Exercise description: Output every record precisely.

______

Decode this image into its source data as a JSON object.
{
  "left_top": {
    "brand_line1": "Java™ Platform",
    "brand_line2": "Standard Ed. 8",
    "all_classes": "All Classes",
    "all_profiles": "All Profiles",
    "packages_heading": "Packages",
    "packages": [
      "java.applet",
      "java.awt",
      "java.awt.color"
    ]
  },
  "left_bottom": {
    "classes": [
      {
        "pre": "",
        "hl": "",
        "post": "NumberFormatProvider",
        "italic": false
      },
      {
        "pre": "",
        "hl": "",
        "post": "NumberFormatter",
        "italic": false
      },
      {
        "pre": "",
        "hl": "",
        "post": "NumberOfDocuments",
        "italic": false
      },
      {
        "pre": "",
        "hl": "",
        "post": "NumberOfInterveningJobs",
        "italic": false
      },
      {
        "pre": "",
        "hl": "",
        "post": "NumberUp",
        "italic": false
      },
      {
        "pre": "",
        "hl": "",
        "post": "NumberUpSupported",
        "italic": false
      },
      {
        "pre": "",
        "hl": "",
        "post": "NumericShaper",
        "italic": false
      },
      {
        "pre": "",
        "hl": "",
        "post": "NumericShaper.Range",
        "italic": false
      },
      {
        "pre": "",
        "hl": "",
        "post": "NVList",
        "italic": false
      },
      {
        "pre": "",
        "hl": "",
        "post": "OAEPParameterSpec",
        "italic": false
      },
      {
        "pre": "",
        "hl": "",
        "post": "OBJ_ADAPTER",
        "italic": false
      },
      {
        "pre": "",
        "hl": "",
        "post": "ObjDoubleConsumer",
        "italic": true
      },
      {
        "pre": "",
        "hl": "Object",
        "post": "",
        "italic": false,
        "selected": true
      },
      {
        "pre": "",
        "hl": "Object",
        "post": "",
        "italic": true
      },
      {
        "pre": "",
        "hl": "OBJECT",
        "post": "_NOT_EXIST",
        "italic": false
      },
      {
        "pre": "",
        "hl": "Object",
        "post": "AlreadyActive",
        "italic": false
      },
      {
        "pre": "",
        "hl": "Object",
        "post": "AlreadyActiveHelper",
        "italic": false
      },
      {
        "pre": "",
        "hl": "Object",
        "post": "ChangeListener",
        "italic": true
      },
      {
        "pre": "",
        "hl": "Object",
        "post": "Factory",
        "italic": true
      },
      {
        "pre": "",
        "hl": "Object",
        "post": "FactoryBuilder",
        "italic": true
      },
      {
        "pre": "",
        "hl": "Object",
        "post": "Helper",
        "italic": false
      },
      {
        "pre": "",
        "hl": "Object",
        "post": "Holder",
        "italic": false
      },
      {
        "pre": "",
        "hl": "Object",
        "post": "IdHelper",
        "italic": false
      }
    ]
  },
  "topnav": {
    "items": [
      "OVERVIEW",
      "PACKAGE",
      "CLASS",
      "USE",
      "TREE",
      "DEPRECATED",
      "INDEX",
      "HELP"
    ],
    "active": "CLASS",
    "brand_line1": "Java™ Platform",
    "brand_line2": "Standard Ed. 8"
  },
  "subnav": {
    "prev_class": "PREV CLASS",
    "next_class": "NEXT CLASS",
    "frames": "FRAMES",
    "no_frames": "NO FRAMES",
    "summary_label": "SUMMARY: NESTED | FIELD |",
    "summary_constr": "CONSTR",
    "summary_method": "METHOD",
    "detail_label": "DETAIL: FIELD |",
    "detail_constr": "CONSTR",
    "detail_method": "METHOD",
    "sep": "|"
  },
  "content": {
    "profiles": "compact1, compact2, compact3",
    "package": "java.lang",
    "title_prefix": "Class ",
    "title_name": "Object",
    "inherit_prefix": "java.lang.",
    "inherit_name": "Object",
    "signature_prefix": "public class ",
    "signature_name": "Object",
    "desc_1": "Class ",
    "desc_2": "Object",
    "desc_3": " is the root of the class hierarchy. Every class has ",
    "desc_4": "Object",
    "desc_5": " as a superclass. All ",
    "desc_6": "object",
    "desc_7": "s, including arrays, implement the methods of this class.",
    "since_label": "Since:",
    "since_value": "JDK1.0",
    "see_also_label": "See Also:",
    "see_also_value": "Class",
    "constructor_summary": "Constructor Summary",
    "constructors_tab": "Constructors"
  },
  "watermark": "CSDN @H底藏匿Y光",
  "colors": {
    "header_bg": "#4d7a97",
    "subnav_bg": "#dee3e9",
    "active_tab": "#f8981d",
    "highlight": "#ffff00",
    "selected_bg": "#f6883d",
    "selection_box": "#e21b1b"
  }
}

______

Result for this task:
Decode this image into its source data as a JSON object.
{
  "left_top": {
    "brand_line1": "Java™ Platform",
    "brand_line2": "Standard Ed. 8",
    "all_classes": "All Classes",
    "all_profiles": "All Profiles",
    "packages_heading": "Packages",
    "packages": [
      "java.applet",
      "java.awt",
      "java.awt.color"
    ]
  },
  "left_bottom": {
    "classes": [
      {
        "pre": "",
        "hl": "",
        "post": "NumberFormatProvider",
        "italic": false
      },
      {
        "pre": "",
        "hl": "",
        "post": "NumberFormatter",
        "italic": false
      },
      {
        "pre": "",
        "hl": "",
        "post": "NumberOfDocuments",
        "italic": false
      },
      {
        "pre": "",
        "hl": "",
        "post": "NumberOfInterveningJobs",
        "italic": false
      },
      {
        "pre": "",
        "hl": "",
        "post": "NumberUp",
        "italic": false
      },
      {
        "pre": "",
        "hl": "",
        "post": "NumberUpSupported",
        "italic": false
      },
      {
        "pre": "",
        "hl": "",
        "post": "NumericShaper",
        "italic": false
      },
      {
        "pre": "",
        "hl": "",
        "post": "NumericShaper.Range",
        "italic": false
      },
      {
        "pre": "",
        "hl": "",
        "post": "NVList",
        "italic": false
      },
      {
        "pre": "",
        "hl": "",
        "post": "OAEPParameterSpec",
        "italic": false
      },
      {
        "pre": "",
        "hl": "",
        "post": "OBJ_ADAPTER",
        "italic": false
      },
      {
        "pre": "",
        "hl": "",
        "post": "ObjDoubleConsumer",
        "italic": true
      },
      {
        "pre": "",
        "hl": "Object",
        "post": "",
        "italic": false,
        "selected": true
      },
      {
        "pre": "",
        "hl": "Object",
        "post": "",
        "italic": true
      },
      {
        "pre": "",
        "hl": "OBJECT",
        "post": "_NOT_EXIST",
        "italic": false
      },
      {
        "pre": "",
        "hl": "Object",
        "post": "AlreadyActive",
        "italic": false
      },
      {
        "pre": "",
        "hl": "Object",
        "post": "AlreadyActiveHelper",
        "italic": false
      },
      {
        "pre": "",
        "hl": "Object",
        "post": "ChangeListener",
        "italic": true
      },
      {
        "pre": "",
        "hl": "Object",
        "post": "Factory",
        "italic": true
      },
      {
        "pre": "",
        "hl": "Object",
        "post": "FactoryBuilder",
        "italic": true
      },
      {
        "pre": "",
        "hl": "Object",
        "post": "Helper",
        "italic": false
      },
      {
        "pre": "",
        "hl": "Object",
        "post": "Holder",
        "italic": false
      },
      {
        "pre": "",
        "hl": "Object",
        "post": "IdHelper",
        "italic": false
      }
    ]
  },
  "topnav": {
    "items": [
      "OVERVIEW",
      "PACKAGE",
      "CLASS",
      "USE",
      "TREE",
      "DEPRECATED",
      "INDEX",
      "HELP"
    ],
    "active": "CLASS",
    "brand_line1": "Java™ Platform",
    "brand_line2": "Standard Ed. 8"
  },
  "subnav": {
    "prev_class": "PREV CLASS",
    "next_class": "NEXT CLASS",
    "frames": "FRAMES",
    "no_frames": "NO FRAMES",
    "summary_label": "SUMMARY: NESTED | FIELD |",
    "summary_constr": "CONSTR",
    "summary_method": "METHOD",
    "detail_label": "DETAIL: FIELD |",
    "detail_constr": "CONSTR",
    "detail_method": "METHOD",
    "sep": "|"
  },
  "content": {
    "profiles": "compact1, compact2, compact3",
    "package": "java.lang",
    "title_prefix": "Class ",
    "title_name": "Object",
    "inherit_prefix": "java.lang.",
    "inherit_name": "Object",
    "signature_prefix": "public class ",
    "signature_name": "Object",
    "desc_1": "Class ",
    "desc_2": "Object",
    "desc_3": " is the root of the class hierarchy. Every class has ",
    "desc_4": "Object",
    "desc_5": " as a superclass. All ",
    "desc_6": "object",
    "desc_7": "s, including arrays, implement the methods of this class.",
    "since_label": "Since:",
    "since_value": "JDK1.0",
    "see_also_label": "See Also:",
    "see_also_value": "Class",
    "constructor_summary": "Constructor Summary",
    "constructors_tab": "Constructors"
  },
  "watermark": "CSDN @H底藏匿Y光",
  "colors": {
    "header_bg": "#4d7a97",
    "subnav_bg": "#dee3e9",
    "active_tab": "#f8981d",
    "highlight": "#ffff00",
    "selected_bg": "#f6883d",
    "selection_box": "#e21b1b"
  }
}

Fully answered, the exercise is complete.